A Question of Choice, by Sarah Weddington
The attorney who won Roe v. Wade, traces the history of her involvement with this momentous Supreme Court case and its aftermath.
LEGAL THEORY AND BEYOND
Discipline and Punish, by Michel Foucault
Theory of Justice, by John Rawls
Groundwork for the Metaphysics of Morals, by Immanuel Kant
Bramble Bush*, by Karl Llewellyn
Gorgias*, by Plato
On Liberty, by J. S. Mill
Caring for Justice, by Robin West,
Introduction to Legal Reasoning*, by Edward Levi
Two Concepts of Liberty, by Isaiah Berlin
Women's Lives, Men's Laws, by Catharine MacKinnon
Countless works of fiction center on the drama of a trial or the intricacies of a legal proceeding. Here are just a few of the classics.
Bleak House, by Charles Dickens
A Frolic of His Own, by William Gaddis
The Trial, by Franz Kafka
To Kill a Mockingbird, by Harper Lee
GRAMMAR & LEGAL WRITING
Elements of Style, by William Strunk, R. and E.B. White
Legal Writing in Plain English, by Bryan Garner
The study of law is tightly woven with an understanding of our government, political process and world affairs. We encourage you to read a good national newspaper, such as the New York Times, The Wall Street Journal, The Washington Post or The Los Angeles Times. A few professors will require a New York Times subscription for their courses.
MOVIES / TELEVISION
Adam's Rib (1949)
12 Angry Men (1957)
Witness for the Prosecution (1957) Anatomy of a Murder (1959) Judgment at Nuremberg (1961)
The Paper Chase (1973)
Reversal of Fortune (1990)
A Few Good Men (1992)
The Wire (HBO) - Each season of The Wire focused on a different facet of the city of Baltimore. They are, in chronological order: the illegal drug trade, the seaport system, the city government and bureaucracy, the school system, and the print news media.
Law & Order (NBC)
Damages (FX) - The series revolved around a ruthless lawyer, her protégée, and a large Plaintiff’s class action law firm. The series is known for its depiction of the season-long cases both from the law firm's point of view and from the target's point of view.
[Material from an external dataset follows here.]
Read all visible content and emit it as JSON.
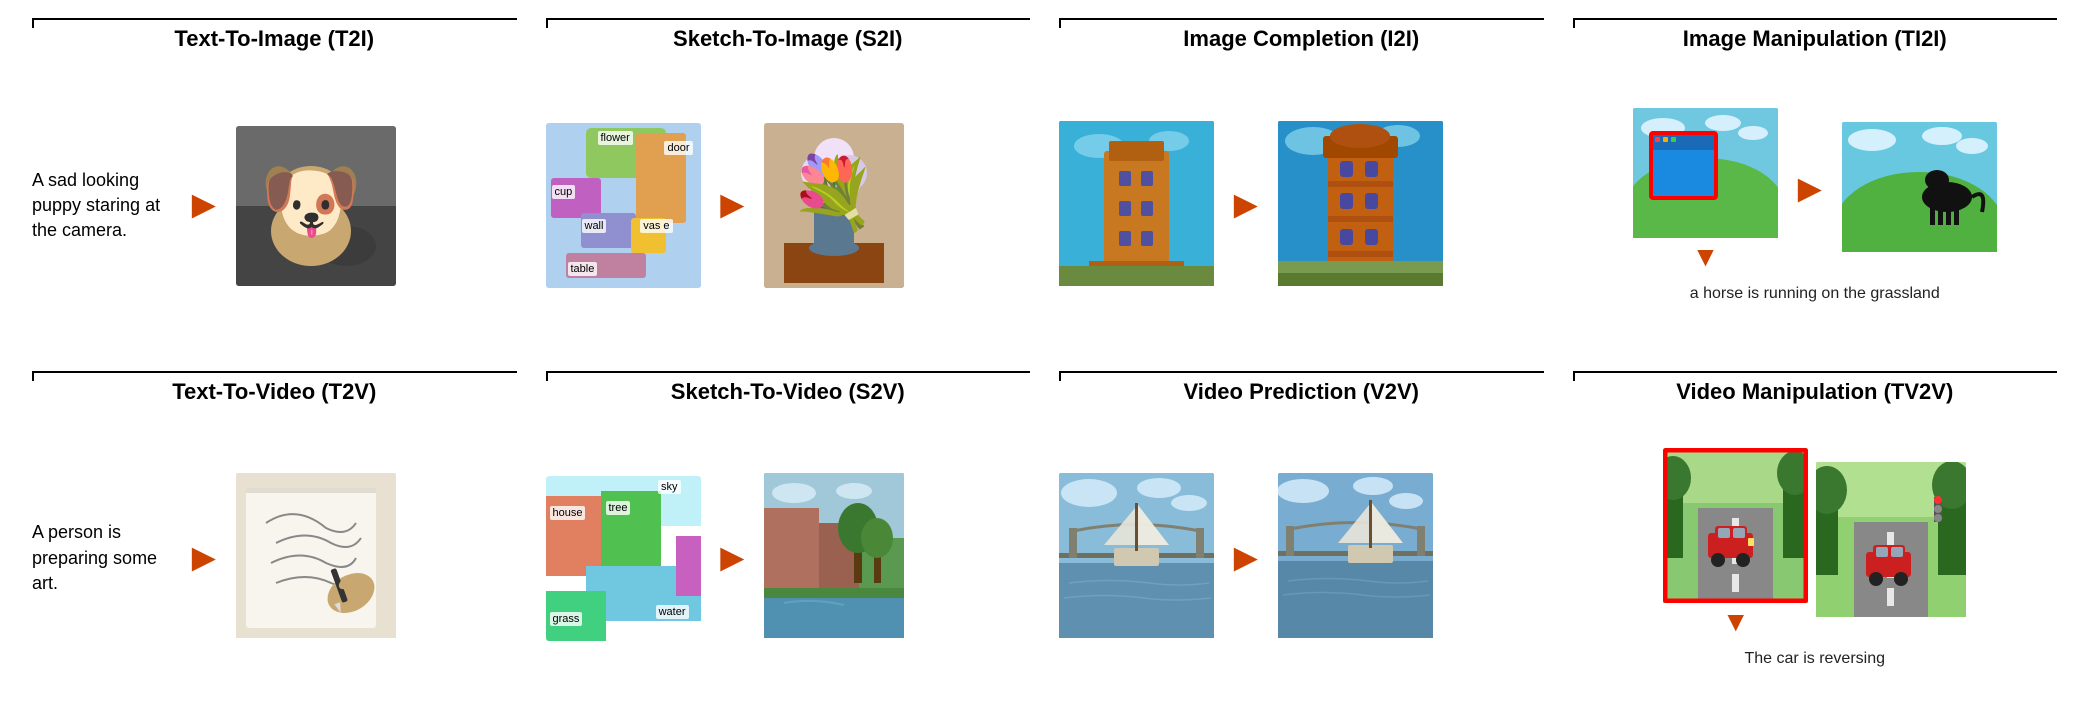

Where to Buy Books?
The majority of Law Students purchase their textbooks in these locations:
1. University of Miami Bookstore www.miami.edu/bookstore/ Phone: 305-284-4101
2. Book Horizons, 1110 South Dixie Highway, Coral Gables/Phone: 305-665-6161 www.bookhorizons.com
3. Most of the books mentioned on this web page will be generally available online or in major book stores.
Also see list of bookstores on the student services page.
(Books with * are required by some 1L faculty in the fall semester.)